You should only eat starchy and/or sugary carbs immediately after your workouts. Other than that, avoid starchy/sugary carbs all-together (still eat mounds and mounds of vegetables). Carbs are hard on your body because of your relationship with insulin. Insulin is a hormone that tells your body to absorb glucose (sugar) from the blood and use it as energy. Fat and protein both have very little effect on insulin. Carbohydrates, however, have a profound impact on insulin. The problem is, through a combination of genetics and environmental conditioning, your body isn’t efficient at using insulin to lower blood sugars. Make it easy on your body by not giving yourself sugary or starchy carbohydrates that send your blood sugars and insulin levels bonkers. The only exception to this is post-workout. Because of a physiological cascade of hormones released during exercise, your body is actually in a good place to process carbohydrates after your workout. In fact, an insulin spike post workout helps switch you into recovery mode. This means you can have carbs post workout, but the rest of the day, no dice.
Golden Rule 4: Take a fish oil and fiber supplement
The benefits of fish oil and fiber are numerous and well documented. Fiber adds necessary roughage to your system which helps with hunger levels, digestion, and bowel regulation. Fish oil has a positive effect on most every disease known to man, including the big ones that you may be a more prone to like coronary heart disease, hypertension, chronic fatigue syndrome, and diabetes. Fish oil is also great for cell membrane health, it’s anti-inflammatory, it helps with DOMS (delayed onset muscle soreness), and it will make you happier by increasing your serotonin levels and reducing stress and adrenal activation, etc, etc, etc. Basically, it’s awesome for you. Most importantly, both fish oil and fiber will make you more insulin responsive, which will make you leaner.
How much to take? With fiber, you must gradually increase your intake to prevent gastrointenstinal discomfort. I like the 5x5x5 rule. Start with 5g of fiber in the morning. After 5 days, add 5g more until you reach 30g. Once your body is cool with 30g, then you can get into the fiber cycling (which is also important, as your body gets used to the types of fiber as well). As for fish oil, take 1g per % of body fat. If you’re at 25% body fat, that means 25g per day. Yes, that’s a boat-load of fish oil, but it will make a world of difference. As you get leaner, gradually reduce your fish oil intake. For higher dosage fish oil, liquid is both easier to take and more affordable.
Golden Rule 5: Pay attention to nutrition timing
You need to eat every 3-4 hours. This will continuously give your metabolism a kick-start, plus you’ll never get the point where your body is famished. This allows your brain, not you belly, to make sound nutrition decisions.
Golden Rule 6: Eat more vegetables

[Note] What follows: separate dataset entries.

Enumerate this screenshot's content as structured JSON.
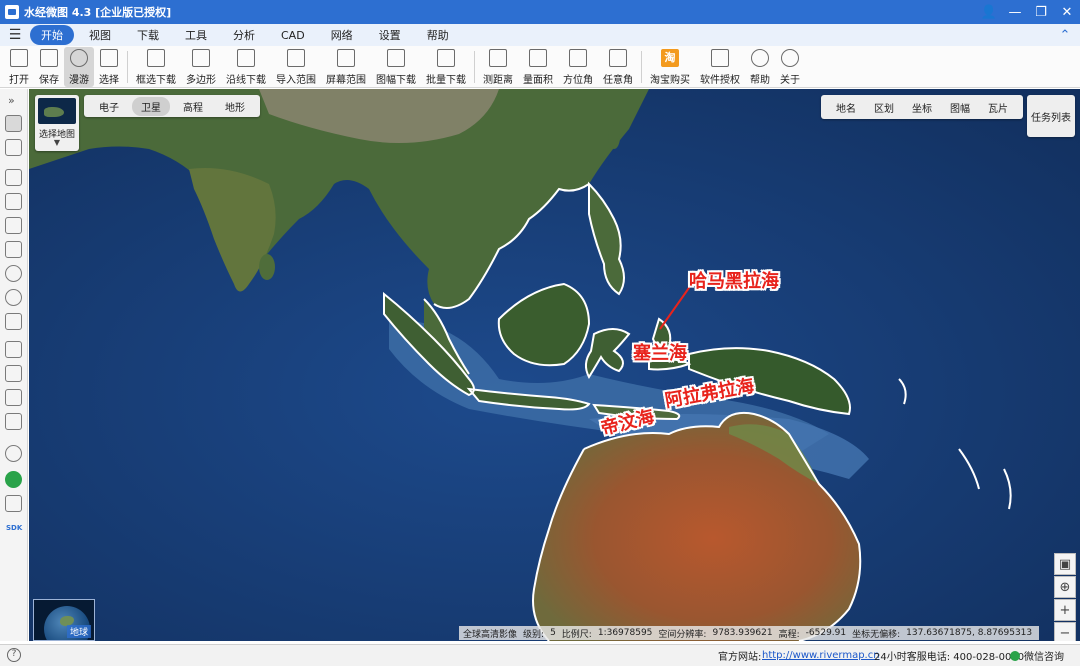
{
  "window": {
    "title": "水经微图 4.3 [企业版已授权]"
  },
  "menu": {
    "items": [
      "开始",
      "视图",
      "下载",
      "工具",
      "分析",
      "CAD",
      "网络",
      "设置",
      "帮助"
    ],
    "active": "开始"
  },
  "toolbar": {
    "items": [
      {
        "label": "打开",
        "icon": "folder-open-icon"
      },
      {
        "label": "保存",
        "icon": "save-icon"
      },
      {
        "label": "漫游",
        "icon": "hand-pan-icon",
        "active": true
      },
      {
        "label": "选择",
        "icon": "pointer-select-icon"
      },
      {
        "label": "框选下载",
        "icon": "rect-download-icon"
      },
      {
        "label": "多边形",
        "icon": "polygon-download-icon"
      },
      {
        "label": "沿线下载",
        "icon": "line-download-icon"
      },
      {
        "label": "导入范围",
        "icon": "import-range-icon"
      },
      {
        "label": "屏幕范围",
        "icon": "screen-range-icon"
      },
      {
        "label": "图幅下载",
        "icon": "sheet-download-icon"
      },
      {
        "label": "批量下载",
        "icon": "batch-download-icon"
      },
      {
        "label": "测距离",
        "icon": "measure-distance-icon"
      },
      {
        "label": "量面积",
        "icon": "measure-area-icon"
      },
      {
        "label": "方位角",
        "icon": "azimuth-icon"
      },
      {
        "label": "任意角",
        "icon": "arbitrary-angle-icon"
      },
      {
        "label": "淘宝购买",
        "icon": "taobao-icon"
      },
      {
        "label": "软件授权",
        "icon": "license-lock-icon"
      },
      {
        "label": "帮助",
        "icon": "help-icon"
      },
      {
        "label": "关于",
        "icon": "about-icon"
      }
    ]
  },
  "map": {
    "basemap_label": "选择地图",
    "map_types": [
      "电子",
      "卫星",
      "高程",
      "地形"
    ],
    "active_map_type": "卫星",
    "layers": [
      "地名",
      "区划",
      "坐标",
      "图幅",
      "瓦片"
    ],
    "task_list": "任务列表",
    "globe_label": "地球",
    "annotations": [
      "哈马黑拉海",
      "塞兰海",
      "阿拉弗拉海",
      "帝汶海"
    ],
    "status": {
      "source": "全球高清影像",
      "level_label": "级别:",
      "level": "5",
      "scale_label": "比例尺:",
      "scale": "1:36978595",
      "resolution_label": "空间分辨率:",
      "resolution": "9783.939621",
      "elevation_label": "高程:",
      "elevation": "-6529.91",
      "offset_label": "坐标无偏移:",
      "coords": "137.63671875, 8.87695313"
    },
    "colors": {
      "deep_ocean": "#173a73",
      "shelf": "#3f6fa8",
      "land_green": "#4b6a3a",
      "land_desert": "#a9532c",
      "annotation_red": "#e8231c"
    }
  },
  "footer": {
    "site_label": "官方网站:",
    "site_url": "http://www.rivermap.cn",
    "hotline": "24小时客服电话: 400-028-0050",
    "wechat": "微信咨询"
  }
}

Yes, vegetables have vitamins and minerals. They’re also packed with phytonutrients which are powerful anti-oxidants and have a strong, beneficial influence upon our hormones. They seem to suppress cancer development, protect our cell’s DNA, and stimulate enzymes that help our body fight disease. Vegetables are also important for balancing out our bodies pH. Veggies provide an alkaline load to the blood which helps neutralize the strong acid created from the breakdown of proteins. Too much acid and not enough base means less bone mass and smaller muscles, no bueno. Bottom line: a strong, lean body needs lots and lots of vegetables.
Golden Rules Reviewed

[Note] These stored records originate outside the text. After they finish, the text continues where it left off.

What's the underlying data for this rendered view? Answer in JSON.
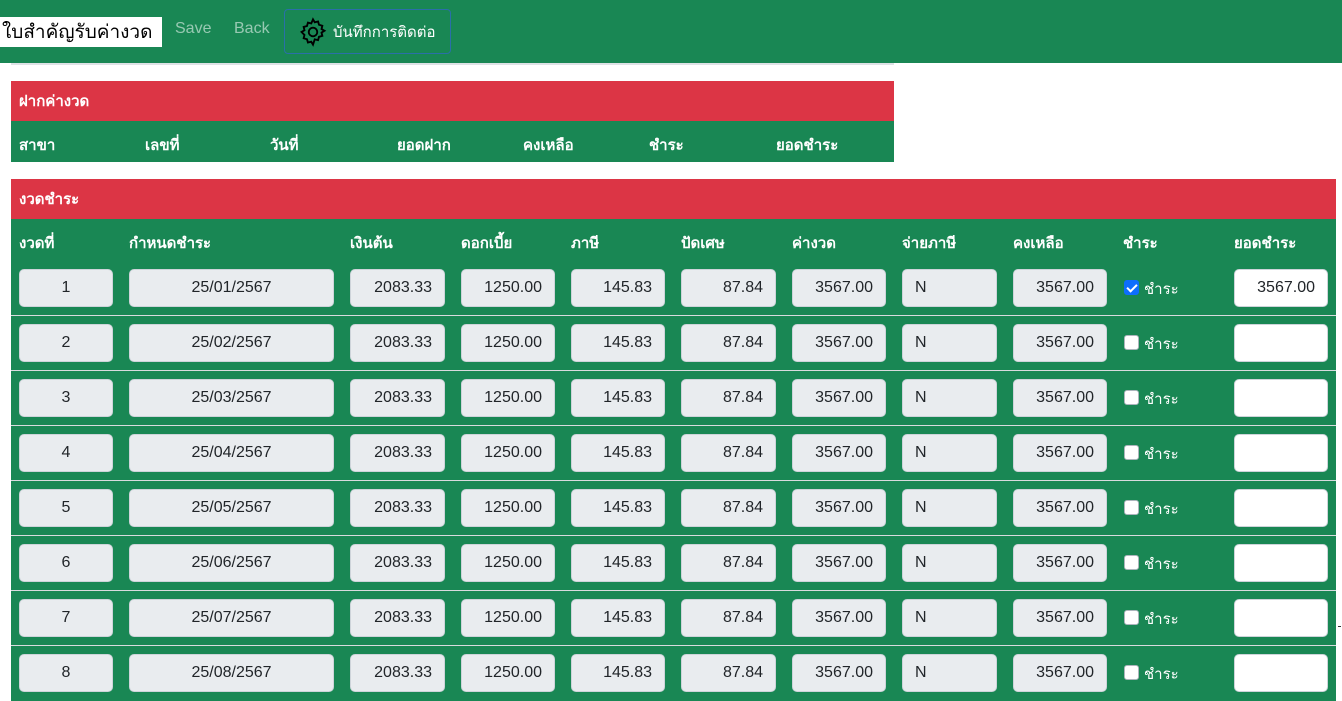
{
  "header": {
    "title": "ใบสำคัญรับค่างวด",
    "save_label": "Save",
    "back_label": "Back",
    "contact_label": "บันทึกการติดต่อ"
  },
  "deposit_section": {
    "title": "ฝากค่างวด",
    "columns": [
      "สาขา",
      "เลขที่",
      "วันที่",
      "ยอดฝาก",
      "คงเหลือ",
      "ชำระ",
      "ยอดชำระ"
    ]
  },
  "installment_section": {
    "title": "งวดชำระ",
    "columns": [
      "งวดที่",
      "กำหนดชำระ",
      "เงินต้น",
      "ดอกเบี้ย",
      "ภาษี",
      "ปัดเศษ",
      "ค่างวด",
      "จ่ายภาษี",
      "คงเหลือ",
      "ชำระ",
      "ยอดชำระ"
    ],
    "pay_checkbox_label": "ชำระ",
    "rows": [
      {
        "no": "1",
        "due": "25/01/2567",
        "principal": "2083.33",
        "interest": "1250.00",
        "tax": "145.83",
        "rounding": "87.84",
        "installment": "3567.00",
        "pay_tax": "N",
        "balance": "3567.00",
        "paid": true,
        "pay_amount": "3567.00"
      },
      {
        "no": "2",
        "due": "25/02/2567",
        "principal": "2083.33",
        "interest": "1250.00",
        "tax": "145.83",
        "rounding": "87.84",
        "installment": "3567.00",
        "pay_tax": "N",
        "balance": "3567.00",
        "paid": false,
        "pay_amount": ""
      },
      {
        "no": "3",
        "due": "25/03/2567",
        "principal": "2083.33",
        "interest": "1250.00",
        "tax": "145.83",
        "rounding": "87.84",
        "installment": "3567.00",
        "pay_tax": "N",
        "balance": "3567.00",
        "paid": false,
        "pay_amount": ""
      },
      {
        "no": "4",
        "due": "25/04/2567",
        "principal": "2083.33",
        "interest": "1250.00",
        "tax": "145.83",
        "rounding": "87.84",
        "installment": "3567.00",
        "pay_tax": "N",
        "balance": "3567.00",
        "paid": false,
        "pay_amount": ""
      },
      {
        "no": "5",
        "due": "25/05/2567",
        "principal": "2083.33",
        "interest": "1250.00",
        "tax": "145.83",
        "rounding": "87.84",
        "installment": "3567.00",
        "pay_tax": "N",
        "balance": "3567.00",
        "paid": false,
        "pay_amount": ""
      },
      {
        "no": "6",
        "due": "25/06/2567",
        "principal": "2083.33",
        "interest": "1250.00",
        "tax": "145.83",
        "rounding": "87.84",
        "installment": "3567.00",
        "pay_tax": "N",
        "balance": "3567.00",
        "paid": false,
        "pay_amount": ""
      },
      {
        "no": "7",
        "due": "25/07/2567",
        "principal": "2083.33",
        "interest": "1250.00",
        "tax": "145.83",
        "rounding": "87.84",
        "installment": "3567.00",
        "pay_tax": "N",
        "balance": "3567.00",
        "paid": false,
        "pay_amount": ""
      },
      {
        "no": "8",
        "due": "25/08/2567",
        "principal": "2083.33",
        "interest": "1250.00",
        "tax": "145.83",
        "rounding": "87.84",
        "installment": "3567.00",
        "pay_tax": "N",
        "balance": "3567.00",
        "paid": false,
        "pay_amount": ""
      }
    ]
  },
  "colors": {
    "green": "#198754",
    "red": "#dc3545",
    "checkbox": "#0d6efd"
  },
  "icons": {
    "contact": "gear-icon"
  }
}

Since your relationship to insulin is already troubled, avoid starchy and sugary carbs (except post workout), keep your fats healthy and balanced, and eat lots of lean meats and phytonutritent-packed vegetables. Add a fish oil supplement such as this Opti-EFA and a fiber supplement such as Primal Fiber to your routine. And before you know it, the lean, muscly physique underneath your body fat will start to be revealed, you’ll have to get your pants taken in and Grandma “won’t even recognize you”. They say that genetics loads the pistol, but our environment fires the gun. We can’t control our genes, but we can certainly control how they are expressed.